It’s no surprise that most people have voice assistants on their cellphones. Nine out of every 10 cellphone owners use voice assistants on their phones. Roughly 51 percent of these people use the assistant for voice search daily, while another 33 percent use it at least once a week. Do these numbers surprise you? Keep in mind we always have our phones in our hands.
Before you know it, almost everyone in the United States will be relying on voice search. Failing to optimize for that future is a risky move, especially on the part of local businesses.
Where Does the Local Aspect Come into Voice Search?
Why do I say that local businesses need to optimize for voice search more than any other kind of company? Because people use voice search to find things that are close to them. Chatmeter found that about 27 percent of those surveyed use their devices to find a restaurant, shop or business within their vicinity. The “near me” phrase is completely changing how people search, especially with voice assistants.
According to a study by BrightLocal, local businesses must meet the following criteria to show up in SERPs for voice searches.
How Close the Business Is to the Searcher
Because so much of voice search revolves around people searching for businesses near them, it’s vital that local retailers, restaurants, and service area businesses indicate that they are nearby. Even if people don’t specifically search for something “near me,” the Google Assistant will still base its voice search results on proximity to the searcher. I can’t overstate the importance of establishing a local online presence with complete information, including the business’ address.
How the Business Interacts With Reviews
Managing and responding to reviews, both good and bad, can give businesses a stronger local presence and encourage nearby customers to connect. Many local businesses only respond to negative reviews that drive their ratings down, but the smartest ones establish connections with both happy and unhappy customers.
How Many Backlinks the Business’ Site Has
Google wants to pull voice search results from websites that have established their authority on the subject matter. SEO and backlinks go hand in hand, and that doesn’t change just because people are searching with a voice assistant instead of typing. Link building allows web crawlers to find a business’ content, index it, and decide if the website has a good reputation.
How Active the Business Is on Social Media
Search engines, including Google, usually only pull voice search results from the top three listings or the featured snippet. Therefore, placing high in search results is vital for local businesses. One way to improve placement is to share content like blogs, press releases and newsletters across social media. Optimize the business’ social media profiles and don’t be afraid to engage with local customers via Twitter, Facebook and other relevant platforms.
How Visible the Business Is on Industry-Specific & Local Directories
As I said before, claim your listings! We’ve talked about this hundreds of times, but whether you manually submit to directories or use aggregators, it’s vital that local businesses establish a presence within all relevant directories. People simply won’t trust a business if it doesn’t have a Google My Business listing, for example.

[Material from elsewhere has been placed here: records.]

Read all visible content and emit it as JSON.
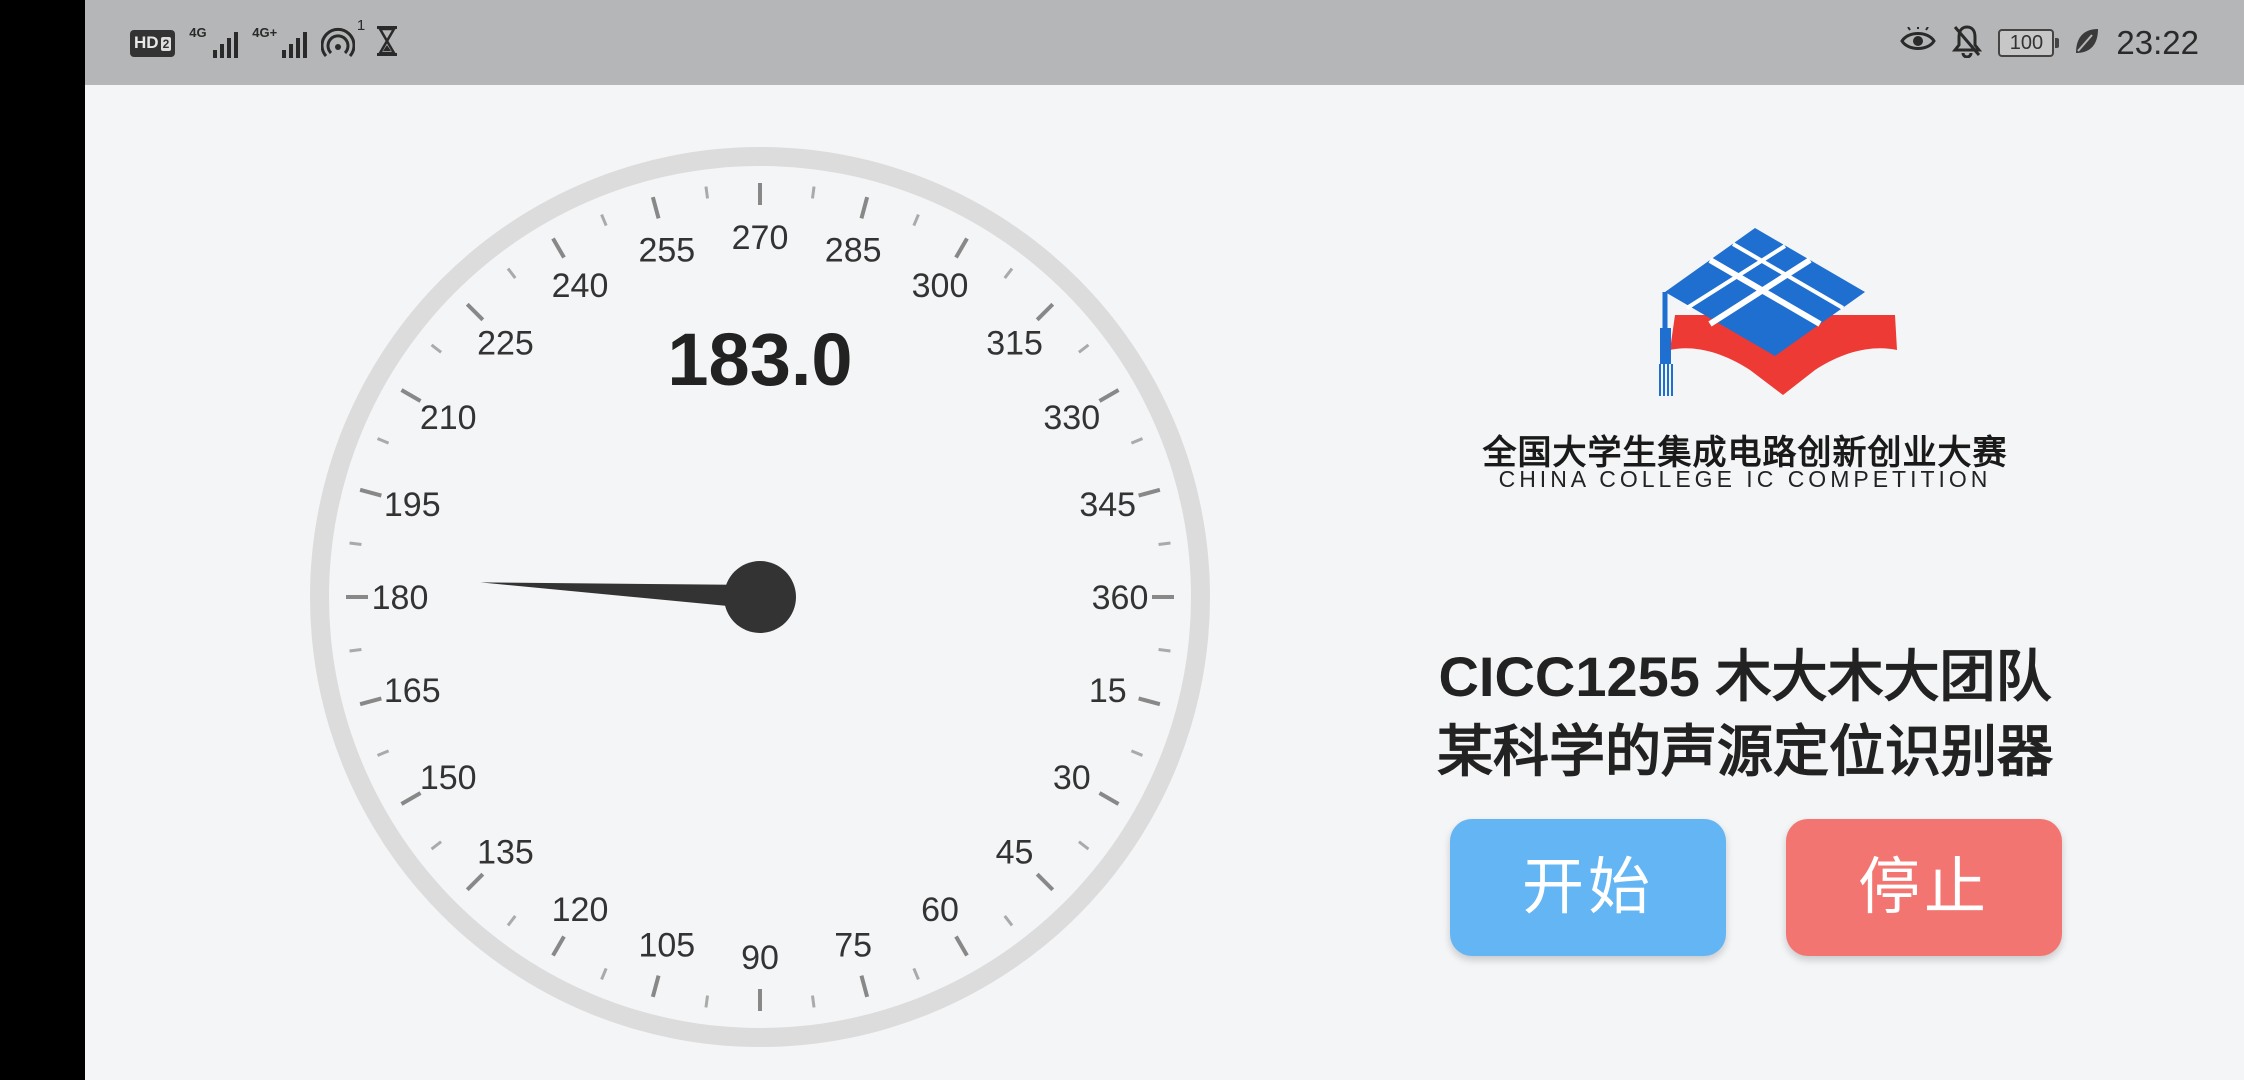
{
  "status_bar": {
    "hd_label": "HD",
    "hd_sub": "2",
    "net1_label": "4G",
    "net2_label": "4G+",
    "hotspot_count": "1",
    "battery": "100",
    "time": "23:22"
  },
  "gauge": {
    "value": 183.0,
    "display": "183.0",
    "tick_labels": [
      "270",
      "285",
      "300",
      "315",
      "330",
      "345",
      "360",
      "15",
      "30",
      "45",
      "60",
      "75",
      "90",
      "105",
      "120",
      "135",
      "150",
      "165",
      "180",
      "195",
      "210",
      "225",
      "240",
      "255"
    ]
  },
  "logo": {
    "cn_text": "全国大学生集成电路创新创业大赛",
    "en_text": "CHINA COLLEGE IC COMPETITION"
  },
  "title": {
    "line1": "CICC1255 木大木大团队",
    "line2": "某科学的声源定位识别器"
  },
  "buttons": {
    "start_label": "开始",
    "stop_label": "停止"
  },
  "colors": {
    "start_button": "#64b5f4",
    "stop_button": "#f37571",
    "logo_blue": "#1e6fd0",
    "logo_red": "#ee3a34",
    "needle": "#333333"
  }
}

The above criteria is important, but local businesses must pair these strategies with other voice search ranking factors, like having a secure site, a fast loading time, informative content and authority.
Voice Search Optimization for Local Businesses
If you’re just now diving into the world of voice search optimization, don’t worry – we’ve got you covered with an extensive roadmap on the subject. At Advice Local, we’ve been researching the voice search for a while, so we’re more than ready to help local businesses jump on the bandwagon.